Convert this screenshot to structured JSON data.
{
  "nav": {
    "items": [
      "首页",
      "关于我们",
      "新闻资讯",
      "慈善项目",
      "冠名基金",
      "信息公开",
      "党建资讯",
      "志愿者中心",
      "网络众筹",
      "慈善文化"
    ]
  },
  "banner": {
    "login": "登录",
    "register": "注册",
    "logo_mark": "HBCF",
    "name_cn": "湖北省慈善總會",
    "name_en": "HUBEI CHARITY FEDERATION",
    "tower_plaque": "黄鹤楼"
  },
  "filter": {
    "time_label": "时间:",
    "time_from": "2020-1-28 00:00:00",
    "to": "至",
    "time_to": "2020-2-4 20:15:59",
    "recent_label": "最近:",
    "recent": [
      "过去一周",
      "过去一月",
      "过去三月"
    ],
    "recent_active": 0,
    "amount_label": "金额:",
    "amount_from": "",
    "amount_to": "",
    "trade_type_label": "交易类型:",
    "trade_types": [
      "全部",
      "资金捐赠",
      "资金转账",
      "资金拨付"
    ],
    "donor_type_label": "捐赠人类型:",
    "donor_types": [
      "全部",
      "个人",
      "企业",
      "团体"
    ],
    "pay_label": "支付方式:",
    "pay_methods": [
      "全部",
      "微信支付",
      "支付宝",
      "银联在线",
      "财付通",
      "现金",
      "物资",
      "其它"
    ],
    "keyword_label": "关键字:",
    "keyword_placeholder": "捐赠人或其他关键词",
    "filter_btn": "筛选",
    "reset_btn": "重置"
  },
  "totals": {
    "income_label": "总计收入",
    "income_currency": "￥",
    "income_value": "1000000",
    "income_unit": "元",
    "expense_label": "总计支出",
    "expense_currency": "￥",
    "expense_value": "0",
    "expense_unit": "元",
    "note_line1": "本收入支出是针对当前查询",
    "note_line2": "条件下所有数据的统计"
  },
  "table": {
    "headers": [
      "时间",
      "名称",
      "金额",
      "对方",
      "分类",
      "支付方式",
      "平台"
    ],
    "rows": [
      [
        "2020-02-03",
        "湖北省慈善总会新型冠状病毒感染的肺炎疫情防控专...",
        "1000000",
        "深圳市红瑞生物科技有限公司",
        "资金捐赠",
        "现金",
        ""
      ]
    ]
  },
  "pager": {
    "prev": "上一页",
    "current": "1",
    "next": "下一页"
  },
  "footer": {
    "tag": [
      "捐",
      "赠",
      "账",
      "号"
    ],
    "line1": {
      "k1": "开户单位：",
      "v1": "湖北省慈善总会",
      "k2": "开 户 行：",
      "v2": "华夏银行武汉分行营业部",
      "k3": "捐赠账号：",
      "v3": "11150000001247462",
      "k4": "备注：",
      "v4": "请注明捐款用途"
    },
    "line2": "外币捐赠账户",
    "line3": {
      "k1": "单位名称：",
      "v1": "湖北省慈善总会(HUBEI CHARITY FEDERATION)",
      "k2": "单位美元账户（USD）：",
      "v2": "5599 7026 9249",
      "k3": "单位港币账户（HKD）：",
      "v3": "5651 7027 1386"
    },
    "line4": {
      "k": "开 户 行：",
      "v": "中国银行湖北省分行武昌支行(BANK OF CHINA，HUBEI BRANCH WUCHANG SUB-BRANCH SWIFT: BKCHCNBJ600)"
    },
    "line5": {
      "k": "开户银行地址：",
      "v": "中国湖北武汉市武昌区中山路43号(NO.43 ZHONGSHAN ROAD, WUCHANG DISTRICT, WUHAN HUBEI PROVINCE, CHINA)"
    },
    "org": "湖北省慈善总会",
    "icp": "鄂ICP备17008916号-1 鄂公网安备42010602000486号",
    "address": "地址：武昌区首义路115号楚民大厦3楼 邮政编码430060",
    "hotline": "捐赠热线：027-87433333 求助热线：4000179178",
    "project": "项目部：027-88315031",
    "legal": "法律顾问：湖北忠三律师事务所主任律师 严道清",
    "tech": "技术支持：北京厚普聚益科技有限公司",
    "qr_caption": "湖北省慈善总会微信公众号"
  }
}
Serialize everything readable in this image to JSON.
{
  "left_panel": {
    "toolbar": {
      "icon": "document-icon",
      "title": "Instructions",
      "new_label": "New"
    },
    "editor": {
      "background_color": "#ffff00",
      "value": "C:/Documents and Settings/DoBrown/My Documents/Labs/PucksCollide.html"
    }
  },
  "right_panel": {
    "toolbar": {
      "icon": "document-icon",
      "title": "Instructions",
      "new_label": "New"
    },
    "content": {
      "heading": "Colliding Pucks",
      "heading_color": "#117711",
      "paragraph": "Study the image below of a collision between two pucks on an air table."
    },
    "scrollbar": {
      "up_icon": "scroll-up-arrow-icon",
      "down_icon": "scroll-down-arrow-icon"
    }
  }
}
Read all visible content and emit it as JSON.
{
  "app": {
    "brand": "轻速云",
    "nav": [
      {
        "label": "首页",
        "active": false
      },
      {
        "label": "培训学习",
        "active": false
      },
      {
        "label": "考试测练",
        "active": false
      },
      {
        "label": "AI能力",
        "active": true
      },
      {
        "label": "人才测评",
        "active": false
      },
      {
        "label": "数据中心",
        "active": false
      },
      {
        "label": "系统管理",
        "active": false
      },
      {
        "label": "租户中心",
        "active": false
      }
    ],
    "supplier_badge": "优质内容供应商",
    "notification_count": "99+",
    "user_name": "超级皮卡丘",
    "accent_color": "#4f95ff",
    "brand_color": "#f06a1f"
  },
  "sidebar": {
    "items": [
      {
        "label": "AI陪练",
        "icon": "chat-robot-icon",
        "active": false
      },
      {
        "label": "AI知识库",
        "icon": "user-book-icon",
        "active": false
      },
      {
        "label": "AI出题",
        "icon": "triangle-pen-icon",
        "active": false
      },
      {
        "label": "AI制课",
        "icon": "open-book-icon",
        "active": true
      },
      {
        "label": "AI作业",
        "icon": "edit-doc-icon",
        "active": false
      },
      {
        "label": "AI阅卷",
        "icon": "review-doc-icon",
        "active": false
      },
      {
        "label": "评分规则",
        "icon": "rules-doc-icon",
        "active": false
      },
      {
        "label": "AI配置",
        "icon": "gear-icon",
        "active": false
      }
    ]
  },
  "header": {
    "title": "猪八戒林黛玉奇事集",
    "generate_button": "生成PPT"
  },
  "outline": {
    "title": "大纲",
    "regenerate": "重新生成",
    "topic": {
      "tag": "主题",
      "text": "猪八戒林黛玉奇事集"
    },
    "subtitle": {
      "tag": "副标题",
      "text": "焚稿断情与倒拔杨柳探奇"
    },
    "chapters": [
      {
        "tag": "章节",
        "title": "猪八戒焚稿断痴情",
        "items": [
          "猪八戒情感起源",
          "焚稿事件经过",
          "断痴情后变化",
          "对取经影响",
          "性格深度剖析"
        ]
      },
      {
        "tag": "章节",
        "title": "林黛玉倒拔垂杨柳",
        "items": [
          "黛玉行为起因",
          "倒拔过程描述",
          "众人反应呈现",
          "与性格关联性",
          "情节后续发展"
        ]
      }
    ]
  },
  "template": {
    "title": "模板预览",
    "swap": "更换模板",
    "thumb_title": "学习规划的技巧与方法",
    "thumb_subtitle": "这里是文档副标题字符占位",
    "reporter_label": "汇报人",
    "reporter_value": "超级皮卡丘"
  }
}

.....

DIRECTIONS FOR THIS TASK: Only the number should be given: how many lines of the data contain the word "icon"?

RESULT OF THIS EXERCISE: 12